There’s a reason so many recipes start with chopping onions. Onions are a great way to build flavor in a dish.
However, there’s a downside to all of that delicious, flavor-generating sulfur. It seems virtually impossible to chop an onion without crying, and any cook knows that chopping onions releases chemicals that sting.
What is this? Tear gas?
Onions get their distinctive flavor from sulfur, which they absorb from the soil they are grown in. The plants deploy this chemical when their tissues are broken by biting or cutting. The chemicals are highly irritating, and discourage most creatures from coming back for seconds. They kill microbes and repel insects, and they damage the red blood cells of dogs and cats. Never feed your pet onions or garlic in any form.
According to The Daily Meal, “We can blame it all on an enzyme called synthase. Synthase converts the sulfur molecules that are released when an onion is cut into sulfenic acid. The sulfenic acid, in turn, rearranges itself into a chemical that floats in the air, comes into contact with our eyes, and causes irritation – enough irritation to make us cry.”
When we eat raw, sulfur-rich onions, they are sharp and pungent, but when they’re cooked or caramelized, the various sulfur compounds react with one another and new flavors develop from sweet to nutty.
Armed with sharp knives and wooden cutting boards, two of The Daily Meal’s recipe editors did a 2-days of experiments to test if some of the common claims were fact or myth.
The editors did agree with claims that “one can build up a tolerance to the lachrymatory effects of cutting onions” by doing it often, and I would agree. After years of cutting onions, I don’t even notice a sting, but I sure did as a new bride.
So how do you keep from shedding tears when you you first start out cooking with this essential ingredient?
1. Cutting an onion under water was effective.
2. Breathing through your mouth, not your nose, help many.
3. Freezing onions for 10-15 minutes make them milder before cutting.
4. Refrigerating onions for 30-40 minutes lessened the sulfurous chemical reaction.
5. Chopping off the root end and leaving it intact produced fewer tears (which is consistent with claims that the root end of the onion has a higher concentration of sulfuric compounds than its other parts).
6. Wearing goggles while chopping onions worked (in another trial) while wearing glasses did not work for these testers.
7. Pampered Chef teaches its sales personnel to cut off 1/2″ of the base where the roots are so it sits flat. They then quickly score an ‘x’ into the flesh of the base and leave on the counter for a bit so it can drain out some of the juice that holds the acidic gases. I do this one.
8. They stated that you should put a match in your mouth, but they did not say whether it was lit or not! I would not try this one at home.

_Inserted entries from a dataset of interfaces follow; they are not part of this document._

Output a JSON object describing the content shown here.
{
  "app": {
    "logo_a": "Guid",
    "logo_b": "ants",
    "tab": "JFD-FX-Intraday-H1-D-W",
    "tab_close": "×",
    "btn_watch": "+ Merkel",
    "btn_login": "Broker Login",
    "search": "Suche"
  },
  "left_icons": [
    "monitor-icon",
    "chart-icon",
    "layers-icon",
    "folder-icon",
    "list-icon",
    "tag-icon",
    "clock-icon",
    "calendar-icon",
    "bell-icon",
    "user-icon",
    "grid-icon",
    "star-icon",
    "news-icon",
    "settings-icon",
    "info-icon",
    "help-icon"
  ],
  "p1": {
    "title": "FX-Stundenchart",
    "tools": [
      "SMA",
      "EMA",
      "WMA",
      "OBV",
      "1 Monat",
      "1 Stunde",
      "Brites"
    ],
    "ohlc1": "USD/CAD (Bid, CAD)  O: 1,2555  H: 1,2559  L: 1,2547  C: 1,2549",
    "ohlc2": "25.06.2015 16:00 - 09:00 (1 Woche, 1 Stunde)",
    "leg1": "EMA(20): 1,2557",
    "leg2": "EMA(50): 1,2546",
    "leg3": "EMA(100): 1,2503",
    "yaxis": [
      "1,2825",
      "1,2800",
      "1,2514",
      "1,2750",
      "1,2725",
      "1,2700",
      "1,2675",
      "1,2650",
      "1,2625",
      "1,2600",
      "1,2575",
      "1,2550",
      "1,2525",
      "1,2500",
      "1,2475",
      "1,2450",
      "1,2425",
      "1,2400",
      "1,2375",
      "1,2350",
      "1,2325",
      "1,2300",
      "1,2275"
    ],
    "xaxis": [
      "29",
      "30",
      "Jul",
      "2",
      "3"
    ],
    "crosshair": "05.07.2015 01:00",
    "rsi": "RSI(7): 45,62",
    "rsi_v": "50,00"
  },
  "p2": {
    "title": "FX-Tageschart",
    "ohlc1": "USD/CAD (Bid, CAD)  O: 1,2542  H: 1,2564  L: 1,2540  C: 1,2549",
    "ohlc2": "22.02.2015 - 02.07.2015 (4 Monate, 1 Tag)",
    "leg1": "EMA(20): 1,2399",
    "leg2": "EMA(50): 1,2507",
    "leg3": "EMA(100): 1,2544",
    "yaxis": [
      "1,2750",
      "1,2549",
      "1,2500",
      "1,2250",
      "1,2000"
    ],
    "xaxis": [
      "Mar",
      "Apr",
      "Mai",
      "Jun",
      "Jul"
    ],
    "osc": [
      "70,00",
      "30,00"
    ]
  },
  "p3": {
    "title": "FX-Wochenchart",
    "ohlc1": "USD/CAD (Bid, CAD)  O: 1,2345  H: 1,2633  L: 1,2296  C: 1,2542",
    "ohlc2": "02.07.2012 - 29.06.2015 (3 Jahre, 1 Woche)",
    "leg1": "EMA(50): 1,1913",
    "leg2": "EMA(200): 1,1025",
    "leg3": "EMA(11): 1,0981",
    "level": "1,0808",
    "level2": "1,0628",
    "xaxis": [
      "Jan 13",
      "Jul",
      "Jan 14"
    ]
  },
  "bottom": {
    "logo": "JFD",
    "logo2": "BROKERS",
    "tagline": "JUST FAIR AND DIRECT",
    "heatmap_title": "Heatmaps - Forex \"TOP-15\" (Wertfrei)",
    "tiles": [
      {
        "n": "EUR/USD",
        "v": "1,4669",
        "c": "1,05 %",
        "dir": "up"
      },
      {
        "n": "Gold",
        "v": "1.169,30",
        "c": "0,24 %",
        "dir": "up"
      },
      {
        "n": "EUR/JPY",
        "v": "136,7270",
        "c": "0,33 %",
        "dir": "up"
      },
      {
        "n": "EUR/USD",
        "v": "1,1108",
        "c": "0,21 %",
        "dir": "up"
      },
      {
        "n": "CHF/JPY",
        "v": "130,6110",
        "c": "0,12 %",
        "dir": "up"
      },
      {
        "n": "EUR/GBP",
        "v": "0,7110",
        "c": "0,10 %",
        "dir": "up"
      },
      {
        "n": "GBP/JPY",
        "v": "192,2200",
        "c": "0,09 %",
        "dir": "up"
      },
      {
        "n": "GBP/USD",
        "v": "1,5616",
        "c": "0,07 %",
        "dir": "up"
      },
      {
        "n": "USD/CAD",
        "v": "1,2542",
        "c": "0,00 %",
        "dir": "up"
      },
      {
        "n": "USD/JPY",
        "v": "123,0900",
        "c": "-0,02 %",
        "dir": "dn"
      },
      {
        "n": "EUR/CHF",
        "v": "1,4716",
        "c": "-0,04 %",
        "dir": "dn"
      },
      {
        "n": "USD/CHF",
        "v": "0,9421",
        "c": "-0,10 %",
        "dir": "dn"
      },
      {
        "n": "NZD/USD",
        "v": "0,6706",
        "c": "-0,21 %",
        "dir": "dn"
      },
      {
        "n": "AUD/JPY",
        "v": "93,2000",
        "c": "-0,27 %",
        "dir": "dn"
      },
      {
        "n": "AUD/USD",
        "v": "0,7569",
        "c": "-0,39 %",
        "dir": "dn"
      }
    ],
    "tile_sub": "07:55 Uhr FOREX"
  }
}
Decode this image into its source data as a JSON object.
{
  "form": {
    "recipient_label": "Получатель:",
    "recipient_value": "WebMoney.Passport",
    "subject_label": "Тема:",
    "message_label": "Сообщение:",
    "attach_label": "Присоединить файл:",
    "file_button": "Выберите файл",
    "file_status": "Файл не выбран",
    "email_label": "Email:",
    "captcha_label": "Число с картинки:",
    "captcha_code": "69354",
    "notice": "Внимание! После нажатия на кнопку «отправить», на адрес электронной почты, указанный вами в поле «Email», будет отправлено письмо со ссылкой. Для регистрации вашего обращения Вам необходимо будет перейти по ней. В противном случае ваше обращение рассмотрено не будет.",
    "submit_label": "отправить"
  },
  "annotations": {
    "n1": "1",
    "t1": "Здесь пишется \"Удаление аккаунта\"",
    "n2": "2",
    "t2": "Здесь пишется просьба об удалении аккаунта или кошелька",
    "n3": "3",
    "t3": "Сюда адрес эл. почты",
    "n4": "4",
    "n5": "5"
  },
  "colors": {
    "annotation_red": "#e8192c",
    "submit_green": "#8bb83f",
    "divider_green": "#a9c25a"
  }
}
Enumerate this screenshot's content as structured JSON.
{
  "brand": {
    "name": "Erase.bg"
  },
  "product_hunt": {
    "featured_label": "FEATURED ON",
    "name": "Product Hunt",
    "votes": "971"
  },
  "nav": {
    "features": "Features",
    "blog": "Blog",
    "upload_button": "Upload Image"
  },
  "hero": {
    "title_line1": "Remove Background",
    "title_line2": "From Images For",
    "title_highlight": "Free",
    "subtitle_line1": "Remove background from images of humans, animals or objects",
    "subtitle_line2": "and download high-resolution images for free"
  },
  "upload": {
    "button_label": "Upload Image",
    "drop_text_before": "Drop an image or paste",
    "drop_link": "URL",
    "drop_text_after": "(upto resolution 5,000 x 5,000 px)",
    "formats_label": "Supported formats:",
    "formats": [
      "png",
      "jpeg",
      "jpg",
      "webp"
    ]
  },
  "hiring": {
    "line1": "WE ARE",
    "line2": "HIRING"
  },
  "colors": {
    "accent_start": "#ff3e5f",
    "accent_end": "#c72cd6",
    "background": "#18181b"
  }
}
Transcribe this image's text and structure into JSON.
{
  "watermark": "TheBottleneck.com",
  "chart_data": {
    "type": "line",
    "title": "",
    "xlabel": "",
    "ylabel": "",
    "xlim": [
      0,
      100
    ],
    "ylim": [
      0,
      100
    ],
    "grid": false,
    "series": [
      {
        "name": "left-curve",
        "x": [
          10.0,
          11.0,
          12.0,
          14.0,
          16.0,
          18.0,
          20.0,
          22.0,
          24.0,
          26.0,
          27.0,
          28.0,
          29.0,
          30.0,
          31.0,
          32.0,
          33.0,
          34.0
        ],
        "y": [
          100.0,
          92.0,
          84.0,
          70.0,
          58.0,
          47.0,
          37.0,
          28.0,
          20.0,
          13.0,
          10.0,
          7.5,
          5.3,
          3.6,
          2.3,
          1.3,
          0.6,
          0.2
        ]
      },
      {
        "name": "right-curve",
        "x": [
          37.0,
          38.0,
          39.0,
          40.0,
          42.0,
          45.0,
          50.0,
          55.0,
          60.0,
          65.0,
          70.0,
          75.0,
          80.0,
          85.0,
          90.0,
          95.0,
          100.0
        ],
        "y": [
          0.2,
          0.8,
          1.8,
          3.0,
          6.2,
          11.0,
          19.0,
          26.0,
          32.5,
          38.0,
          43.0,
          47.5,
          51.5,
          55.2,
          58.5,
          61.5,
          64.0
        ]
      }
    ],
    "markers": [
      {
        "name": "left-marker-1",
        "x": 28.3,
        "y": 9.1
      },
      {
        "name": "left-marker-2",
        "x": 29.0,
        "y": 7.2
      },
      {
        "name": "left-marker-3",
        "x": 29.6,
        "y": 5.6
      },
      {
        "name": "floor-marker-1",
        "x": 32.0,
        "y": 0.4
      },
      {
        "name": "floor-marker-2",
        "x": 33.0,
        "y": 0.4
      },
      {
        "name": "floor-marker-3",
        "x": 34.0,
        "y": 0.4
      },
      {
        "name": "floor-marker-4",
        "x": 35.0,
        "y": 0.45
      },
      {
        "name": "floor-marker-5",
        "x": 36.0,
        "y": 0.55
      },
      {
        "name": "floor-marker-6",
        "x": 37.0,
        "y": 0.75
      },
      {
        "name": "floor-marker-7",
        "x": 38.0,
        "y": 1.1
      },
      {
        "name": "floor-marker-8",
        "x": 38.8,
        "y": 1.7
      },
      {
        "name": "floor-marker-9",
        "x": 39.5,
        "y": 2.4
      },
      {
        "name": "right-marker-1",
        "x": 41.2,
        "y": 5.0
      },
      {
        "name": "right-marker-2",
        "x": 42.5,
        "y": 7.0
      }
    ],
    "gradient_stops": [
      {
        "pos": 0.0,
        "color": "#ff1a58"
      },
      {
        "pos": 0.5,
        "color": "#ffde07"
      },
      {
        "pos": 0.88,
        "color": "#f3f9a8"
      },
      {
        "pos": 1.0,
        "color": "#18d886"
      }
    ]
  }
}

9. They found first microwaving an onion is supposed to work, but no word on how long.
10. Rubbing lemon juice on the blade of the knife worked. Maybe a chemical reaction lessened the sulfur’s effects?
11. Running a fan to blow the gases away from the testers worked.
12. Using a very sharp knife did help.
Maybe these tips will reduce or eliminate the need to cry next time you’re chopping onions. I can’t imagine too many meals without this healthful and flavorful bulb somewhere in the recipe.
Thanks for reading!